Now we're in a dense forest beside a stream tumbling over ancient lava flow. Walking uphill to Punaruku Falls, which provides big audio, though we only catch a glimpse of it and I never get a shot of the falls themselves because the trail veers off.



The trees give way to sun-loving alpine growth. In the distance are two of the three people we saw on this four-hour walk.

Finally we reach Silica Rapids. Where the stream emerges from the lava cliffs at the head of the valley the water is rich in silicate minerals and aluminum.

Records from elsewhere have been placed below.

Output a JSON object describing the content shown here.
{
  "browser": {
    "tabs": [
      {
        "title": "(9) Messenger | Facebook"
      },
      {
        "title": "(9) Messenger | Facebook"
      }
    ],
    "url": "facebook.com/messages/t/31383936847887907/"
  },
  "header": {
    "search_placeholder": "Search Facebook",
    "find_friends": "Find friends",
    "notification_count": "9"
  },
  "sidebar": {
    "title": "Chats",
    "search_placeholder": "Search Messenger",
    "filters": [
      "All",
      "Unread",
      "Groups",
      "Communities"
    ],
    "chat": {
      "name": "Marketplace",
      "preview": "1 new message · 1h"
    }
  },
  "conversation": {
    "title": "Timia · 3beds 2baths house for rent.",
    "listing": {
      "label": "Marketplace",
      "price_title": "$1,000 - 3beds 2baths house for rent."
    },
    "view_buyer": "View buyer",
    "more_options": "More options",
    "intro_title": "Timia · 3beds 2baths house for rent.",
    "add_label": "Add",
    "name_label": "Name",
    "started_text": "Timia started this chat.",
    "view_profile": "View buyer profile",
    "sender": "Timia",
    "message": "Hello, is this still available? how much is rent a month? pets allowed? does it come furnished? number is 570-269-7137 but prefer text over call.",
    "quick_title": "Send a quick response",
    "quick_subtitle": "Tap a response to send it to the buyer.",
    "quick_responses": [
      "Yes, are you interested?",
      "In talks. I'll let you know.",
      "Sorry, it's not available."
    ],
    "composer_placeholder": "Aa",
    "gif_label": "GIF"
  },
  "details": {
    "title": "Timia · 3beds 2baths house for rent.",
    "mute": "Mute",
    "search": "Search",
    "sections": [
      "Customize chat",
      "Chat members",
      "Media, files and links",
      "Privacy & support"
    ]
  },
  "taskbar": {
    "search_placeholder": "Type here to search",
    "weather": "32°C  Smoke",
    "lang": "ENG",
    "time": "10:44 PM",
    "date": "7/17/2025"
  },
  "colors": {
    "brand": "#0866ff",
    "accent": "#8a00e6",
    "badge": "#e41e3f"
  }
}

As it moves, the water aerates, laying down deposits on the stream bed rocks.


An into-the-sun shot to show the landscape behind us.This place is a treasure.

Now the route climbs to a tussock covered lava flow.  It's easy to look down all the time to avoid a stumble, but well worth pausing to view the path ahead (although sometimes this is also exhausting).


The last portion of the loop track winds through sub-alpine shrubs to the Bruce Road--the only road in this part of the park--which leads back to Whakapapa Village. and our camspsite. But we have a way to go before we see the road.


First a deep deep staircase down to another bridged walkway. Art's glad to have his homemade walking stick with the sheep horn handle.


After three and a half hours of multi-terrain hiking I thought we'd seen it all until we came to these high steps going up, the path secured with small boulders. Gently, carefully...keep those ankles secure.

Whew, another bog.

Magnificent, with its own weather system.


The sun is fully out and we are warm. Also joyful.

Last leg before the road (see Art down there?). If you made it this far, thanks for walking with us and looking at too many volcano pictures.

After four hours, Art's fitbit says we walked 16,000 steps and 88 floors. This hike spanned 7 km /4.5 miles (most of them uphill I suspect).

 2.5 km to go

We proceeded to walk 500 yards past our campground and straight into the cafe at the Chateau for a bit of pate and a flat white.

Brilliant trek. We are knackered!